Last week, I did a Q&A with Daniel Howden of NewsDeeply about my book Security at the Borders. We tackled a number of issues that arise throughout the book notably the difficulty of ‘mapping out’ the key border security actors in West Africa, the role of new digital technologies, and the politics of knowledge in police cooperation practices. Take a look at the full conversation over at RefugeesDeeply.
I’ve increasingly been interested in picking apart the category of ‘transit state’ beyond what it tells us about the ways migrants move. More specifically, I am trying to more systematically develop an idea of how the category itself opens up certain policy choices in migration governance. The EU is, of course, the most recognisable user of this typology of origin/transit states, mainly in relation to its African partners. Yet these partners also derive benefits from identifying as transit states, notably around security cooperation.
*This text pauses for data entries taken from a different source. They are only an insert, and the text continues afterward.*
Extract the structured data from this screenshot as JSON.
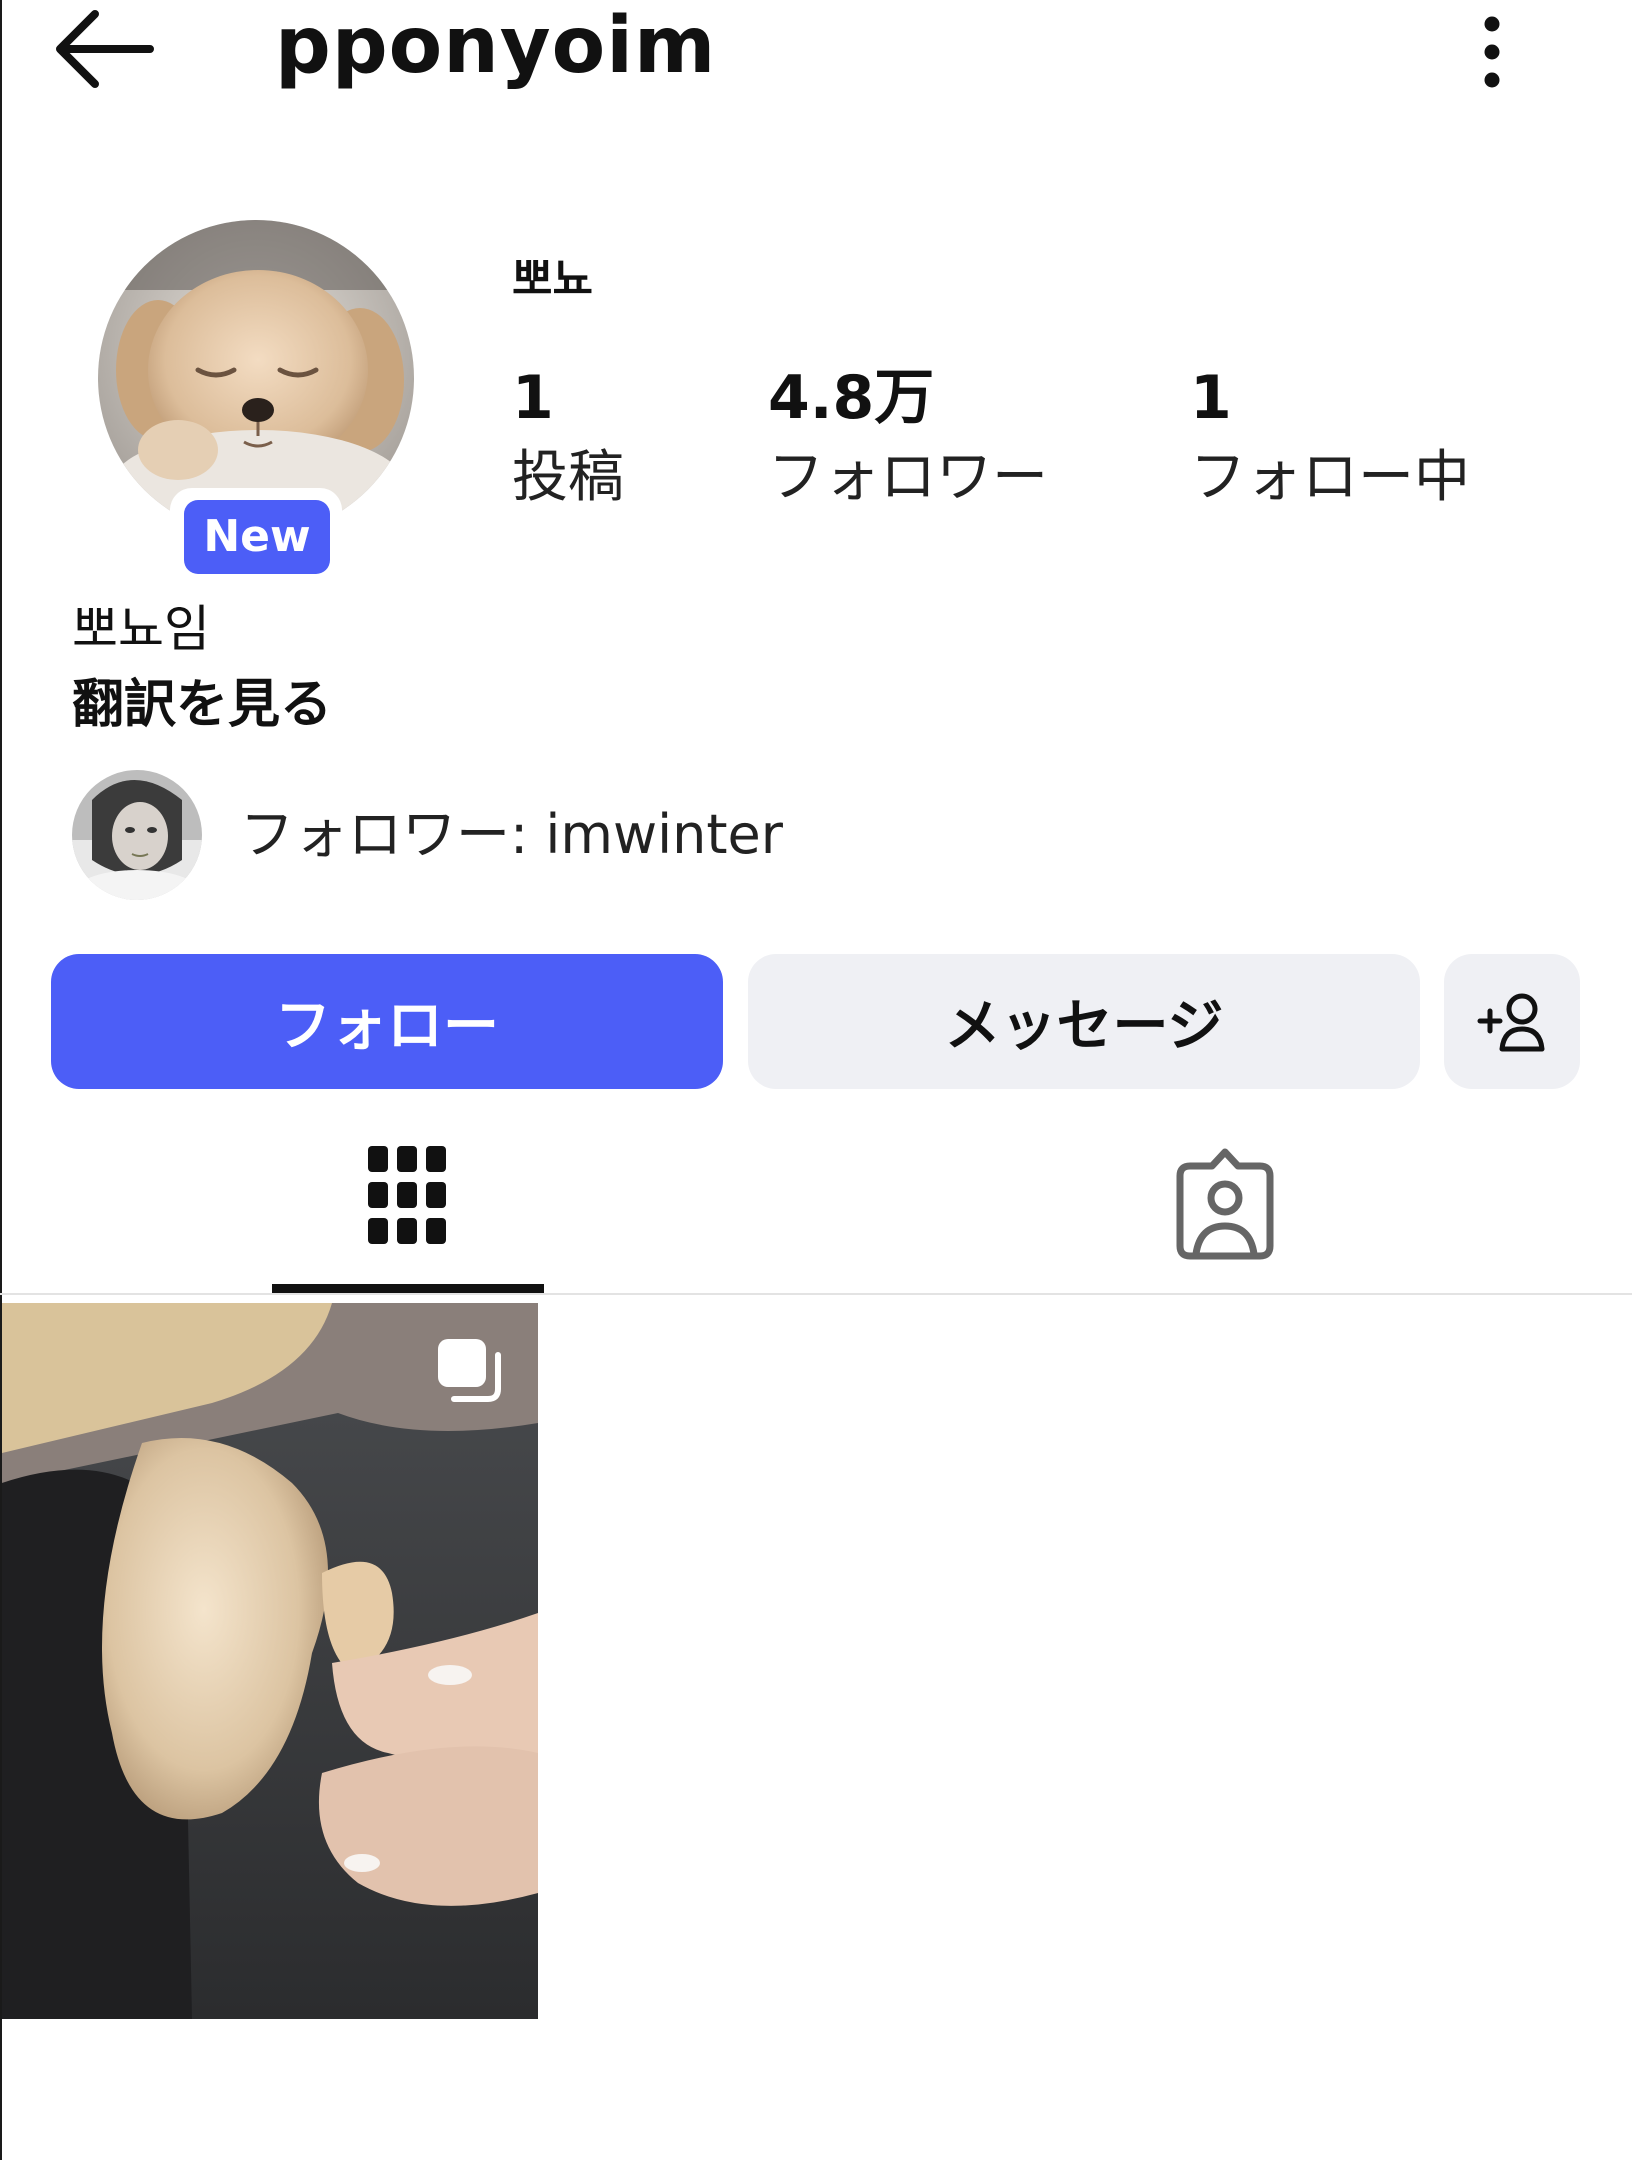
{
  "header": {
    "username": "pponyoim",
    "back_icon": "arrow-left-icon",
    "more_icon": "vertical-dots-icon"
  },
  "profile": {
    "display_name": "뽀뇨",
    "badge": "New",
    "stats": [
      {
        "value": "1",
        "label": "投稿"
      },
      {
        "value": "4.8万",
        "label": "フォロワー"
      },
      {
        "value": "1",
        "label": "フォロー中"
      }
    ],
    "bio": "뽀뇨임",
    "translate_label": "翻訳を見る",
    "mutual_followers": "フォロワー: imwinter"
  },
  "actions": {
    "follow_label": "フォロー",
    "message_label": "メッセージ",
    "add_user_icon": "add-person-icon"
  },
  "tabs": {
    "grid_icon": "grid-icon",
    "tagged_icon": "tagged-person-icon",
    "active": "grid"
  },
  "colors": {
    "accent": "#4c5ef7",
    "secondary_button": "#eff0f4"
  },
  "posts": [
    {
      "type": "carousel",
      "icon": "multiple-photos-icon"
    }
  ]
}
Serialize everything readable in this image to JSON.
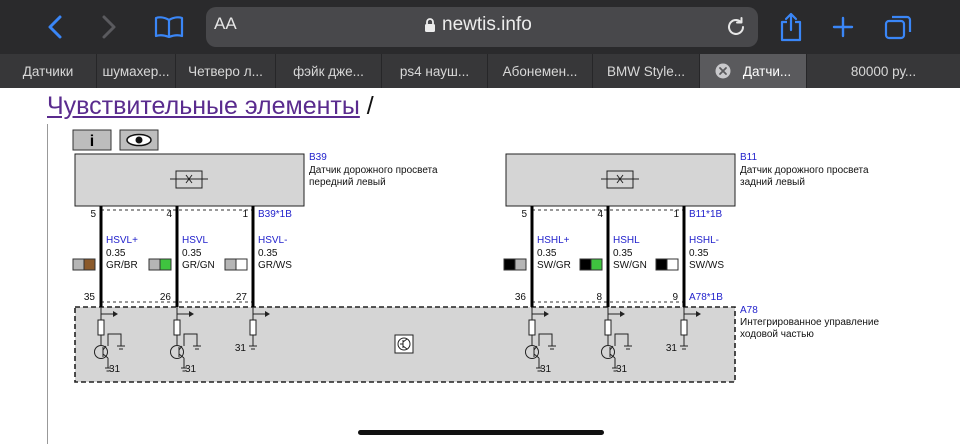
{
  "browser": {
    "text_size_label": "AA",
    "url": "newtis.info",
    "tabs": [
      {
        "label": "Датчики",
        "active": false
      },
      {
        "label": "шумахер...",
        "active": false
      },
      {
        "label": "Четверо л...",
        "active": false
      },
      {
        "label": "фэйк дже...",
        "active": false
      },
      {
        "label": "ps4 науш...",
        "active": false
      },
      {
        "label": "Абонемен...",
        "active": false
      },
      {
        "label": "BMW Style...",
        "active": false
      },
      {
        "label": "Датчи...",
        "active": true
      },
      {
        "label": "80000 ру...",
        "active": false
      }
    ]
  },
  "page": {
    "title_link": "Чувствительные элементы",
    "title_separator": " /"
  },
  "diagram": {
    "sensor_front": {
      "code": "B39",
      "line1": "Датчик дорожного просвета",
      "line2": "передний левый",
      "connector": "B39*1B"
    },
    "sensor_rear": {
      "code": "B11",
      "line1": "Датчик дорожного просвета",
      "line2": "задний левый",
      "connector": "B11*1B"
    },
    "module": {
      "code": "A78",
      "line1": "Интегрированное управление",
      "line2": "ходовой частью",
      "connector": "A78*1B"
    },
    "ground_label": "31",
    "wires": [
      {
        "name": "HSVL+",
        "section": "0.35",
        "color": "GR/BR",
        "top_pin": "5",
        "bottom_pin": "35",
        "sw1": "#b5b5b5",
        "sw2": "#8b5a2b"
      },
      {
        "name": "HSVL",
        "section": "0.35",
        "color": "GR/GN",
        "top_pin": "4",
        "bottom_pin": "26",
        "sw1": "#b5b5b5",
        "sw2": "#3fc43f"
      },
      {
        "name": "HSVL-",
        "section": "0.35",
        "color": "GR/WS",
        "top_pin": "1",
        "bottom_pin": "27",
        "sw1": "#b5b5b5",
        "sw2": "#ffffff"
      },
      {
        "name": "HSHL+",
        "section": "0.35",
        "color": "SW/GR",
        "top_pin": "5",
        "bottom_pin": "36",
        "sw1": "#000000",
        "sw2": "#b5b5b5"
      },
      {
        "name": "HSHL",
        "section": "0.35",
        "color": "SW/GN",
        "top_pin": "4",
        "bottom_pin": "8",
        "sw1": "#000000",
        "sw2": "#3fc43f"
      },
      {
        "name": "HSHL-",
        "section": "0.35",
        "color": "SW/WS",
        "top_pin": "1",
        "bottom_pin": "9",
        "sw1": "#000000",
        "sw2": "#ffffff"
      }
    ]
  }
}
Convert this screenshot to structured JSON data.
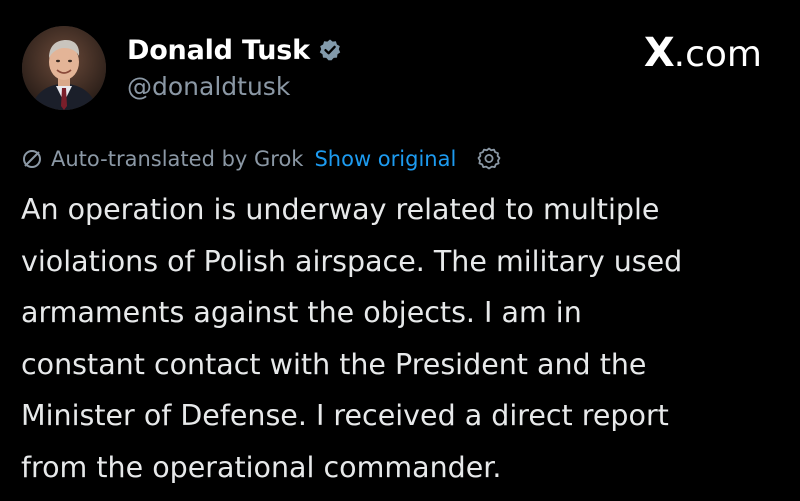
{
  "author": {
    "display_name": "Donald Tusk",
    "handle": "@donaldtusk",
    "verified": true
  },
  "brand": {
    "logo": "X",
    "domain": ".com"
  },
  "translation": {
    "label": "Auto-translated by Grok",
    "show_original_label": "Show original"
  },
  "post": {
    "lines": [
      "An operation is underway related to multiple",
      "violations of Polish airspace. The military used",
      "armaments against the objects. I am in",
      "constant contact with the President and the",
      "Minister of Defense. I received a direct report",
      "from the operational commander."
    ]
  },
  "colors": {
    "background": "#000000",
    "text": "#e7e9ea",
    "secondary": "#8b98a5",
    "link": "#1d9bf0",
    "verified_badge": "#829aab"
  },
  "icons": {
    "avatar": "profile-photo",
    "verified": "verified-badge-icon",
    "translate": "no-entry-icon",
    "settings": "gear-icon"
  }
}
I’ve written up some preliminary thoughts on this over at the Oxford Research Group’s blog. Also writing something longer on this, so stay tuned.